My astronomy professor got to the “expansion of the universe” unit and went over how we figured out the age of the Universe using Hobble’s Constant, which is a measurement of the expansion of the space-time fabric that the universe is made up of. Hubble’s Constant came about from the observation that the more distant the galaxy is away from Earth, the faster it travels away from us. Then our professor told us something that is contradictory to the idea that space and time are connected. He told us that the universe is likely infinite in size. Infinity is defined as endless, without boundaries. Keeping this in mind, how far does space go? When we look out at the distant stars and galaxies, could that space be infinite?
Before I go into why the universe must have a boundary, lets talk about the super cool parts of what it would mean for the universe to be without a boundary. If the universe really were infinite in size, then whatever fictional world of characters you could imagine, as long as it abided by the laws of the universe (laws of physics), it would be in existence as we speak. True infinity is to say there is someone out there exactly like you doing exactly as you are doing right at this very moment. So continue reading this along with your new clone. Too bad your clone doesn’t actually exist. The universe is not infinite and this is because the universe had a beginning.

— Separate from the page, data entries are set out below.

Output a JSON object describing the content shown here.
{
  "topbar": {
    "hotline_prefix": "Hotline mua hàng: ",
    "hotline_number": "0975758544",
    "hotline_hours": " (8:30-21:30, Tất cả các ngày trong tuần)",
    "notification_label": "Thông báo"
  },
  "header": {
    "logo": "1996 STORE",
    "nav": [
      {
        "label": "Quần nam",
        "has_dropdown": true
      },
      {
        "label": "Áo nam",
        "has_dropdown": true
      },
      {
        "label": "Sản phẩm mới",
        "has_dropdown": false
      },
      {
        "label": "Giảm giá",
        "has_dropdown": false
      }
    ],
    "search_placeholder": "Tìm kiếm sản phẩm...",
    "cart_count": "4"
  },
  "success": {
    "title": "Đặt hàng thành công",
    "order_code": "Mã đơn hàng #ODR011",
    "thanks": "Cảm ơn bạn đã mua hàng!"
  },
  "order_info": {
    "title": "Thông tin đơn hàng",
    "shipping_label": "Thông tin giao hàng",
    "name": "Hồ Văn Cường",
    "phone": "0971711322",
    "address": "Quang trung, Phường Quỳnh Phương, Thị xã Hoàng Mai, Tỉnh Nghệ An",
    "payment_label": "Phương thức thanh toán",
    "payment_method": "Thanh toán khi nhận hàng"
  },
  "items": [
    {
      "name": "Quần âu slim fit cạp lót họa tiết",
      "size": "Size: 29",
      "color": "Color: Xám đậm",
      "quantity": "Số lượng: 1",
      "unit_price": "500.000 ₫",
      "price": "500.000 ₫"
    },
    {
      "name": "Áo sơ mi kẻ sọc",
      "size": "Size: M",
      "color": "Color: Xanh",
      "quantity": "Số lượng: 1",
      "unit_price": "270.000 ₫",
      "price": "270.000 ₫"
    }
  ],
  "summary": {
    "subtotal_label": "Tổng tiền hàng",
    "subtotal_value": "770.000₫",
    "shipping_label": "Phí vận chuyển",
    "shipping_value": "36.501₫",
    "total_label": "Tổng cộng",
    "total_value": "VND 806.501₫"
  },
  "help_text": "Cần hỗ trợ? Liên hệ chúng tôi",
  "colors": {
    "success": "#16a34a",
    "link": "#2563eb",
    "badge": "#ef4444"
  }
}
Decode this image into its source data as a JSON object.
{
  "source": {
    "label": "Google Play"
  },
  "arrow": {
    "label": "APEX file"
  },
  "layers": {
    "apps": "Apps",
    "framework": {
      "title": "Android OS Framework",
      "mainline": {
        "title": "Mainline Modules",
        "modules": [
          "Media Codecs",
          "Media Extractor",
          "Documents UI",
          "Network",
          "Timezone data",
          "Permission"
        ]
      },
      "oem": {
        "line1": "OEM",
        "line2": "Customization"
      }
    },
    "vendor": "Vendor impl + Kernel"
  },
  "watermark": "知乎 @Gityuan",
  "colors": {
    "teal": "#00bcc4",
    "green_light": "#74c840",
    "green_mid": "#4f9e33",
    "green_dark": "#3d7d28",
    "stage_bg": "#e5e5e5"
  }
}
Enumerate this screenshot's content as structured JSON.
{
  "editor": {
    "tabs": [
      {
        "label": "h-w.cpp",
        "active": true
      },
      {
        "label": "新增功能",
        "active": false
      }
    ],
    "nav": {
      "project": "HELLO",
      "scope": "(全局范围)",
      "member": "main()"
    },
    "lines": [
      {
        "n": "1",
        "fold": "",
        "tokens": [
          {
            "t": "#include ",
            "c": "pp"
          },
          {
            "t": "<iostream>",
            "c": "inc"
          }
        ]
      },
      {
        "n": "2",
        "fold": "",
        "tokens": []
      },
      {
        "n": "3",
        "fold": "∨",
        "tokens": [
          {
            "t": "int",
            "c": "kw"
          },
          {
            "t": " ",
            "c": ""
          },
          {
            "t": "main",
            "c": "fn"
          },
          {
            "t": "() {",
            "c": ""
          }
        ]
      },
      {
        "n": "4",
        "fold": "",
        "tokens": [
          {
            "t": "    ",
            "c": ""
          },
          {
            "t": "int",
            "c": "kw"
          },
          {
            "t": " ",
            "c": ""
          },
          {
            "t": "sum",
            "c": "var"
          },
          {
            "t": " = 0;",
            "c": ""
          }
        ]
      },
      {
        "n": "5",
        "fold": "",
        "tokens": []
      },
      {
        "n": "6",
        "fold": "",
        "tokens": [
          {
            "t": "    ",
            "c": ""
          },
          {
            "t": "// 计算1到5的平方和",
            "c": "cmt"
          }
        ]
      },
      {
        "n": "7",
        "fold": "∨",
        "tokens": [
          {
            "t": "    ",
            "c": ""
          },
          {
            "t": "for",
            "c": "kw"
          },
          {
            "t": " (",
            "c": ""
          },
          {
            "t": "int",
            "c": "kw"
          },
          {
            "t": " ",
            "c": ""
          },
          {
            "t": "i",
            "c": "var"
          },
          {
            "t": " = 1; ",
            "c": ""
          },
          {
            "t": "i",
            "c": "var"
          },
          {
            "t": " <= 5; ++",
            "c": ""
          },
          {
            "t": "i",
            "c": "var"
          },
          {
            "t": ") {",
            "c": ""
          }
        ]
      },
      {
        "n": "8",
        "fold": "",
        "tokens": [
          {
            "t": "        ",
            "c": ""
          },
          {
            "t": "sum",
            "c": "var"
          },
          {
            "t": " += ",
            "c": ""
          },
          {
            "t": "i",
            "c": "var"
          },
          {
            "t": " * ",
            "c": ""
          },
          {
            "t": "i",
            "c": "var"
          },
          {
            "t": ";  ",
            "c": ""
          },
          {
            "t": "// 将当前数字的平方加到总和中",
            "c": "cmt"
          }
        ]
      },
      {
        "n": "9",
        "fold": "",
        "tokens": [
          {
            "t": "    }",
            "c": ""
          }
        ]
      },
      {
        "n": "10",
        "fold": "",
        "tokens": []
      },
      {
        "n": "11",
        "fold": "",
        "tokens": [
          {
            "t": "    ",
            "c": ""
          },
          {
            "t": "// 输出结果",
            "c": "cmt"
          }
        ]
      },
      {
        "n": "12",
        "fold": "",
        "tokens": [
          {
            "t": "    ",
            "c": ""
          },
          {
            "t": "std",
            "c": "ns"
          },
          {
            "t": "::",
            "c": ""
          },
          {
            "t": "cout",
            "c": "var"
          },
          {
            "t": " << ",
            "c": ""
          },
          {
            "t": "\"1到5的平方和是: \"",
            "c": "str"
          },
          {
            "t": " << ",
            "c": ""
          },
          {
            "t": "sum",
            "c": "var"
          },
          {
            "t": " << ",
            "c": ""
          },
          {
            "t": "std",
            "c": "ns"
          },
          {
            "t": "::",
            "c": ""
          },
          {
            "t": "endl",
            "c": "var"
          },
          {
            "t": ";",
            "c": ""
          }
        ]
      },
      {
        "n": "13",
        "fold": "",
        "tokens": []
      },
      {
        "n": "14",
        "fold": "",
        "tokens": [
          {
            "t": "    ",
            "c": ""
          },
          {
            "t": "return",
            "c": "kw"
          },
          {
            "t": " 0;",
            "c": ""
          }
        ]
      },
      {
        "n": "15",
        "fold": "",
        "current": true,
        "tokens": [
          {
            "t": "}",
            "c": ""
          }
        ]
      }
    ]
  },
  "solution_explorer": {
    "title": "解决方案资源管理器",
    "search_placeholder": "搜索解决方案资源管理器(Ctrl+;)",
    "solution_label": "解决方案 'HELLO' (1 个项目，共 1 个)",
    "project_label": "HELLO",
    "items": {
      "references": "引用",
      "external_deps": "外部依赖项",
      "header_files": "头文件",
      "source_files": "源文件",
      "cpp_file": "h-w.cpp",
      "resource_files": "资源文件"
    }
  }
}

Now let’s slow down and let it all sink in.
Here is the trip, and why my astronomy professor holds strong to the idea that space is infinite, despite how contradictory it is – when we look out into space and examine the distant galaxies all around us, we observe that there is an equal amount of matter in all directions. That is to say that we see no evidence of an edge to the universe. That leads to a couple possible conclusions: One, the universe is much, much bigger than we imagined, making our local ecosystem appear as a smooth drop in an even bigger sea. Or two, the universe began everywhere. When you ask astronomers where the universe began to expand, they are going to tell you that it began everywhere because at the very beginning, all points in space were at a single point, the same point. So what happens when I present my professor with this idea that space has a limit? He tells me that I misunderstand because there is an infinite quantity of points in space.
Well I am stuck. Are there infinite points even though not infinite time has passed on our clock? Maybe my understanding of space-time is wrong, or maybe our understanding as a scientific community is wrong. Logically it seems space can only be finite in size. There must be something missing: Relativity.
What philosophers and astronomers can both agree on is that space, at the very least, has a relative boundary. Any light beyond 13.7 billion light years away would have to be traveling faster than light to reach us – which also implies we would have to be traveling faster than light to escape the ‘edge of the universe’. I like to compare the relative edge to our universe as an ‘event horizon’ in a black hole. For those of you that do not know, a black hole is called a black hole, not because it is black, but because it does not emit light (meaning it is transparent and invisible). This is due to the fact that its gravity is stronger than the required velocity for light to escape it. The point at which the escape velocity exceeds the speed of light is called the ‘event horizon’. Am I sneakily pointing out that our universe exists within a black hole? Maybe.
What are we to make of all this? Are space and time really connected as one or are they separate and the universe is infinite in size but not infinite in time? Let those with integrity examine what is being said and decide for themselves the implications of infinity.